The dynamics of abuse may take on different guises depending on the particulars of the individuals in the relationship, but it falls into a cycle of repetitive and often increasingly cruel behaviors.
Unfortunately, the tendency to assert power through control of another merely communicates the lack of control an individual feels he or she has in their lives. Healthy people do not need to bolster their self-esteem by battering the significant people in their lives in any way, shape, or form. Modeling by parents or others in a person’s life may explain where they “learned violence,” but this does not “excuse violence.” Watching professional athletes punch their lovers and drag them unconscious out of elevators does not make domestic violence OK for high school athletes or Pee Wee League football players—even if the concussed girlfriend later marries the guy who punched out her lights.
According to statistics from LoveIsRespect.org, 25 percent of high school girls have been victims of physical or sexual abuse, and 70 percent of college students have been sexually coerced. In fact, young women between 16 and 24 are the most frequent targets of abuse, but when they stay silent and allow the abuse to continue, their young batterers are being given the tacit message that abuse is OK and acceptable.
Further, in a culture that encourages anonymous online lives, in which individuals can create identities in virtual space that allow them to engage in all of the primitive and base actions they crave with no penalty or censure, the need to be aware of the signs of potentially abusive relationships is paramount.
There is a pattern to abuse and while it starts out subtle, as a victim is “tested” or “groomed” to accept abuse as a part of the relationship dynamic, it typically only increases in intensity until the relationship is terminated—by a partner walking out or the victim being put in the hospital or the morgue due to the final assault.
The first time a partner belittles you, makes you feel bad about yourself, forces you to do something against your will, or harms you needs to be made the last time. When apologies, placing blaming on you, and promises of change are quick to follow the abuser’s actions, these should be the last “red flags” you need to walk away before you are caught up in the cycle and it becomes too late.

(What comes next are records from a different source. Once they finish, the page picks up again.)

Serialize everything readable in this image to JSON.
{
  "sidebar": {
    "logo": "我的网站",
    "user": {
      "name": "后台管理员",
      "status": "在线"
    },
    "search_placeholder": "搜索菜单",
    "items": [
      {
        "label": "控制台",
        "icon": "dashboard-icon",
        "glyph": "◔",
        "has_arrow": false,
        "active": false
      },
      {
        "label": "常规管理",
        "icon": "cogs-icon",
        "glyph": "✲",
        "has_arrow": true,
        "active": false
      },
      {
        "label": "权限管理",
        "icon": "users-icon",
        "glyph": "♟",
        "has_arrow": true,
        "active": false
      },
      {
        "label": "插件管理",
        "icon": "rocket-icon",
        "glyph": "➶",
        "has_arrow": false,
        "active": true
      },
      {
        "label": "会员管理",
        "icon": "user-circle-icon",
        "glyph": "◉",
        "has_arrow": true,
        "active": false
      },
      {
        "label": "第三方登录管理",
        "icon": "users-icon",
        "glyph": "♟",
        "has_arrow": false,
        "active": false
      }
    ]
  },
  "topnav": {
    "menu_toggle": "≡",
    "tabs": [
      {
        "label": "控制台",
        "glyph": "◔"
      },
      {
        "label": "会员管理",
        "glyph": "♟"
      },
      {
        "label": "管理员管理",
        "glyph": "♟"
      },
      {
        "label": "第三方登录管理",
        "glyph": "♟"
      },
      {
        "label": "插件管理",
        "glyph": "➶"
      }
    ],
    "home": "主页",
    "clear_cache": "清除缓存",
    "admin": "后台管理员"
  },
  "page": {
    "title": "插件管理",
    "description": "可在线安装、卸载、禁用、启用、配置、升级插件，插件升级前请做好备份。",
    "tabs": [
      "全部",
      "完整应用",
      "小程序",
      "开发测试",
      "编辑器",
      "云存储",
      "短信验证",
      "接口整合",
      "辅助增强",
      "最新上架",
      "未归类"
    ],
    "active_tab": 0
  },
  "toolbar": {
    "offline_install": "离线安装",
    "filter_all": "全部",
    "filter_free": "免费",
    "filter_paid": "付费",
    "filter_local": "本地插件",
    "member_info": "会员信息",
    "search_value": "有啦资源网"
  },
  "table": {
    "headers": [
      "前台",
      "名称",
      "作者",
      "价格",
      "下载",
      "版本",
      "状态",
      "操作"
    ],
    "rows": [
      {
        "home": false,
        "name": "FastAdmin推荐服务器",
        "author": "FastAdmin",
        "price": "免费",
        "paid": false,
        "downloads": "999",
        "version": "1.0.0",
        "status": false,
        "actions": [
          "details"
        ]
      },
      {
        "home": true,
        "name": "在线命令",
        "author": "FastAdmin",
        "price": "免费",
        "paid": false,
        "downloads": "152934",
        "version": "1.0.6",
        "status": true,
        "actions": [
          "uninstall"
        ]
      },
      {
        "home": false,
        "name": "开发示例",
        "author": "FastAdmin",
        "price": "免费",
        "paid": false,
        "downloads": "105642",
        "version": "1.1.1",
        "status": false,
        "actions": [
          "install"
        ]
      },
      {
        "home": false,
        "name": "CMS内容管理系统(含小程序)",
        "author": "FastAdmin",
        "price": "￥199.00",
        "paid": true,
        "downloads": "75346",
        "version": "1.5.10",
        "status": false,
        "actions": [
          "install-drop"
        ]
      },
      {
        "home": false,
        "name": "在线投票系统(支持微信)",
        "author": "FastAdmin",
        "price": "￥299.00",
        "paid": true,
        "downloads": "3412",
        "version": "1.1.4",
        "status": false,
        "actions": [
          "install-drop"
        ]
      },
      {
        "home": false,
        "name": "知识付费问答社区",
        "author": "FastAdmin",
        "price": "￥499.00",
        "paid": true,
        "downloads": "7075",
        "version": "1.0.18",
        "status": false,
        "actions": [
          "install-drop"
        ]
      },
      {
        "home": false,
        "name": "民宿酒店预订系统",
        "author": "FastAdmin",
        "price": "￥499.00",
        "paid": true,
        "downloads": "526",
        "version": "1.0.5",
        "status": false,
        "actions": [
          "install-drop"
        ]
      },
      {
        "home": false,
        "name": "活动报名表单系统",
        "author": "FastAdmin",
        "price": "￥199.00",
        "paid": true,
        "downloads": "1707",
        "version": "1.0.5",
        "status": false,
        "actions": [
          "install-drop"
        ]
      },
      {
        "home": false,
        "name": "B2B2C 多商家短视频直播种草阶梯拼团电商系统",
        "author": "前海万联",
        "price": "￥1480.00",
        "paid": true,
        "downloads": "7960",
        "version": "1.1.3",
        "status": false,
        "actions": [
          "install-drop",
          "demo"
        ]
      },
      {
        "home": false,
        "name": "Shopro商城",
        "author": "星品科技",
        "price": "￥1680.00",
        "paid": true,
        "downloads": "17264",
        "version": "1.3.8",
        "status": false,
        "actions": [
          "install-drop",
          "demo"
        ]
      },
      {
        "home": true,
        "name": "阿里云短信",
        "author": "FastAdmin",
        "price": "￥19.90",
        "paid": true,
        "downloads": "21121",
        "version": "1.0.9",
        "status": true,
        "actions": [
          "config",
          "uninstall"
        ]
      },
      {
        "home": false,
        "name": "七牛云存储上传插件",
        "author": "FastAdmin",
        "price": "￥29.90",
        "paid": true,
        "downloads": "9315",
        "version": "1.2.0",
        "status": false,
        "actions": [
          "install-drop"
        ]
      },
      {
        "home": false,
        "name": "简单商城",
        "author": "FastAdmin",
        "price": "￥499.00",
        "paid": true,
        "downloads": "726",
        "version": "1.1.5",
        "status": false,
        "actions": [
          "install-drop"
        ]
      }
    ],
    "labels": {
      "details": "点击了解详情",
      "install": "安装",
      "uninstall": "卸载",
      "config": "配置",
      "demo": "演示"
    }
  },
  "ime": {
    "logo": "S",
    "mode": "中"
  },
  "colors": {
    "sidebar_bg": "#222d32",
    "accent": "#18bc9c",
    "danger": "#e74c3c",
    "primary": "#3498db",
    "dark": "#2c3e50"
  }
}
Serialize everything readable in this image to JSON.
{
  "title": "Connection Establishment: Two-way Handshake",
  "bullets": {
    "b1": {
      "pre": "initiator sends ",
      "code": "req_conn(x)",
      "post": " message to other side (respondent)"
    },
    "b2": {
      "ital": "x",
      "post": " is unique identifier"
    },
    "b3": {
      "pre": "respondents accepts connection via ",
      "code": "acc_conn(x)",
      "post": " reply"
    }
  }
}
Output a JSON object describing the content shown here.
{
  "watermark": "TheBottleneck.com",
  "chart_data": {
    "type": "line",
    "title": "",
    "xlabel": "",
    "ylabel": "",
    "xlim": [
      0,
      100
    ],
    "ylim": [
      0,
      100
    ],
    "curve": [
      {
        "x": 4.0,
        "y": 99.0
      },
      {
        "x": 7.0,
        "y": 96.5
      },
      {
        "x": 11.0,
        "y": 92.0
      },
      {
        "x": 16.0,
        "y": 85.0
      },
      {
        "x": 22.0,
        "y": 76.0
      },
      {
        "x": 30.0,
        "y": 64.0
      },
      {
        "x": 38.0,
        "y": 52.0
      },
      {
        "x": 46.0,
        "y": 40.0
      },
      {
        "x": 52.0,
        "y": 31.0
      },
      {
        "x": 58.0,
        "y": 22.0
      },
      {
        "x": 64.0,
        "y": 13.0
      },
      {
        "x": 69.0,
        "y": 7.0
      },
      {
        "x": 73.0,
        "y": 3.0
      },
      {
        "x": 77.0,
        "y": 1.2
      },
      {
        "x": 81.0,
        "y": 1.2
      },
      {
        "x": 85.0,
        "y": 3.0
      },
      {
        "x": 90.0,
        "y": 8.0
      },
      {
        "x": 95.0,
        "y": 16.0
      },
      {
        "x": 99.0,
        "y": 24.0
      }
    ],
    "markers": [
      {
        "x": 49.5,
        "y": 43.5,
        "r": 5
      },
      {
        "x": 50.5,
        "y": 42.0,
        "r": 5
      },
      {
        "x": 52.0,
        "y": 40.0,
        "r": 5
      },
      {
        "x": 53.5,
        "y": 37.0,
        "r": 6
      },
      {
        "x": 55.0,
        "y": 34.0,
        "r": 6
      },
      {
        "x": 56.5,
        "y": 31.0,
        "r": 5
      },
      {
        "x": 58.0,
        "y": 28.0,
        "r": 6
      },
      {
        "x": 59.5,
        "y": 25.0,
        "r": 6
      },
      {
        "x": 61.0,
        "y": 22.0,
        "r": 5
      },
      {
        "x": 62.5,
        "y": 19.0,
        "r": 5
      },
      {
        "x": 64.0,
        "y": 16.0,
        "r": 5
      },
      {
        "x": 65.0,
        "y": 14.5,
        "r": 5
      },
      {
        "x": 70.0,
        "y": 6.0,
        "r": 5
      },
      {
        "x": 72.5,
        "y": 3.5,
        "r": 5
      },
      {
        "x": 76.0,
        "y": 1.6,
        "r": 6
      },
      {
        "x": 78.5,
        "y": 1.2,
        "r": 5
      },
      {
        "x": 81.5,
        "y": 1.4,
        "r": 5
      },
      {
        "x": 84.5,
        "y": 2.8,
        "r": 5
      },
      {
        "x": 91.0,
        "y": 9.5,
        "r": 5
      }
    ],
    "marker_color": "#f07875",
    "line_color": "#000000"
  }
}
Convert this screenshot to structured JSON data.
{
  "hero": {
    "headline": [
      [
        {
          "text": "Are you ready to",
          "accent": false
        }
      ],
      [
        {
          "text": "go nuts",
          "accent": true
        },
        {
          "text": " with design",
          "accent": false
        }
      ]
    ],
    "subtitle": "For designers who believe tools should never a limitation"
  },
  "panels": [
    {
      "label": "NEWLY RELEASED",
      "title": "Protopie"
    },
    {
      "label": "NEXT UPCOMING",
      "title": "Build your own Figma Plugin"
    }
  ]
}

We should never have to live in fear of someone who truly loves us.
National Domestic Violence Hotline: 1-800-799-SAFE
Walker, Lenore E. (1979) The Battered Woman. New York: Harper and Row